The system is designed to simplify the introduction of stents and other interventional devices due to the straight, short path from the carotid access site (Figure 2) to the lesion (typically 1 to 2 inches). The system is compatible with all commercially available guidewires, balloons, and carotid stent delivery systems, although specialized carotid stents are under development to offer shorter shaft lengths to enhance ease of delivery.


The safety and performance of the Silk Road system were initially evaluated in the PROOF study, which evaluated 75 patients at two German centers and was the basis for CE Mark approval.2 The PROOF study evaluated the incidence of stroke, death, and MI in both symptomatic and asymptomatic patients with significant carotid stenosis. In this cohort, 38.7% of the patients were women, and 40% were older than 75 years. Local anesthesia was used in a majority of the cases, and access was accomplished via small transverse incisions.

Procedure times were typically 45 to 75 minutes from cutdown to closure. None of the patients died during the 30-day periprocedural follow-up period, nor were there any MI. One patient (1.3%) suffered a minor stroke in the contralateral posterior circulation following discharge that was deemed unrelated to the device or the procedure by an independent adjudication committee. There were no incidents of protocoldefined intolerance to reversed flow; five patients experienced transient intolerance, although none precluded the procedure from being completed. Device and procedural success were both 90.7%.

Data from a diffusion-weighted MRI substudy in the PROOF cohort were presented during the 2012 VEITH Symposium by Ralf Kolvenbach, MD, of Augusta Krankenhaus in Dusseldorf, Germany.3 These data showed that the Silk Road procedure has a low rate of new white lesions on diffusion-weighted MRI (19.6%), which is comparable to the CEA arm of the ICSS study (17%) and much less than the rate of transfemoral CAS with the cerebral protection arm of the ICSS Study (73%).4

Data from the ROADSTER trial will supplement the body of data collected in the PROOF study and the ongoing LOTUS (n = 11) and TESLA (n = 58) postmarket registries that are evaluating the safety and performance in populations such as elderly symptomatic patients and in broader usage in multiple centers. Sumaira Macdonald, MBChB, of Freeman Hospital in Newcastle-upon-Tyne, United Kingdom, is the principal investigator for the LOTUS study. Frank Vermassen, MD, and Isabelle Van Herzeele, MD, of the University of Ghent Hospital in Ghent, Belgium, have submitted the initial results from the TESLA registry to the European Journal of Vascular and Endovascular Surgery.
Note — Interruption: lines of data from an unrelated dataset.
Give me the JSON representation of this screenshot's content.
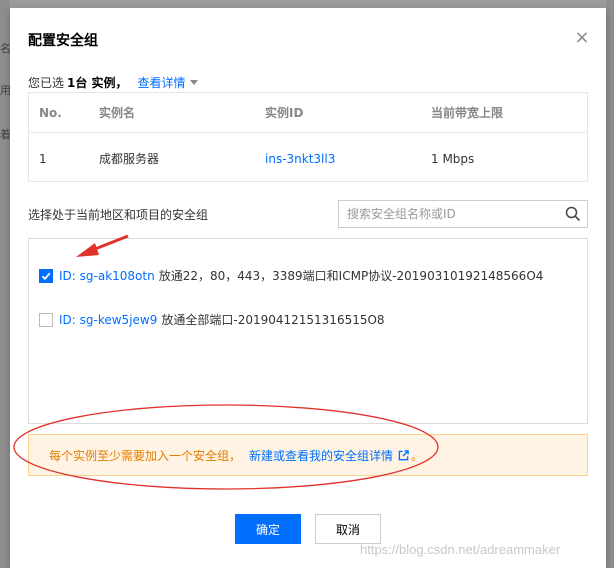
{
  "background": {
    "left_fragments": [
      "名",
      "用",
      "着"
    ]
  },
  "dialog": {
    "title": "配置安全组",
    "close_glyph": "×"
  },
  "summary": {
    "prefix": "您已选",
    "count": "1台 实例，",
    "link": "查看详情"
  },
  "instance_table": {
    "headers": [
      "No.",
      "实例名",
      "实例ID",
      "当前带宽上限"
    ],
    "rows": [
      {
        "no": "1",
        "name": "成都服务器",
        "id": "ins-3nkt3ll3",
        "bandwidth": "1 Mbps"
      }
    ]
  },
  "security_group": {
    "label": "选择处于当前地区和项目的安全组",
    "search_placeholder": "搜索安全组名称或ID",
    "items": [
      {
        "checked": true,
        "id": "ID: sg-ak108otn",
        "desc": "放通22，80，443，3389端口和ICMP协议-20190310192148566O4"
      },
      {
        "checked": false,
        "id": "ID: sg-kew5jew9",
        "desc": "放通全部端口-20190412151316515O8"
      }
    ]
  },
  "notice": {
    "text": "每个实例至少需要加入一个安全组，",
    "link": "新建或查看我的安全组详情",
    "period": "。"
  },
  "buttons": {
    "ok": "确定",
    "cancel": "取消"
  },
  "watermark": "https://blog.csdn.net/adreammaker",
  "colors": {
    "accent": "#006eff",
    "warning_text": "#e37c00",
    "warning_bg": "#fff4e3",
    "annotation_red": "#e0322b"
  }
}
Both the Silk Road NPS and the Silk Road Carotid Stent System bear the CE Mark and are being used in a number of leading carotid intervention centers in Europe.

Christopher J. Kwolek, MD, is Director of the vascular and endovascular training program at the Massachusetts General Hospital and Chief of Vascular Surgery at Newton Wellesley Hospital in Boston, Massachusetts. He has disclosed that he is a paid advisor to Silk Road Medical. Dr. Kwolek may be reached at ckwolek@partners.org.

Richard M. Ruedy is Vice President of Regulatory Affairs, Clinical Affairs, and Quality Assurance for Silk Road Medical. He has disclosed that he is a salaried employee of Silk Road Medical and owns stock in Abbott Vascular. Mr. Ruedy may be reached at ric@silkroadmed.com.

  1. Brott, Hobson RW 2nd, Howard G, et al; for the CREST Investigators. Stenting versus endarterectomy for treatment of carotid-artery stenosis. N Engl J Med. 2010;363:11-23.
  2. Pinter, Ribo M, Loh C, et al. Safety and feasibility of a novel transcervical access neuroprotection system for carotid artery stenting in the PROOF study. J Vasc Surg. 2011;54:1317-1323.
  3. Kolvenbach RR. A Specialized Device for Performing CAS Via a Cervical Approach With Flow Reversal (FAST-CAS system): early results from the PROOF trial. Presented at the 2012 Veith Symposium; New York, NY; November 14-18, 2012.
  4. Bonati, Jongen LM, Haller S, et al; for the ICSS-MRI study group. New ischaemic brain lesions on MRI after stenting or endarterectomy for symptomatic carotid stenosis: a substudy of the International Carotid Stenting Study (ICSS). Lancet Neurol. 2010;9:353-362.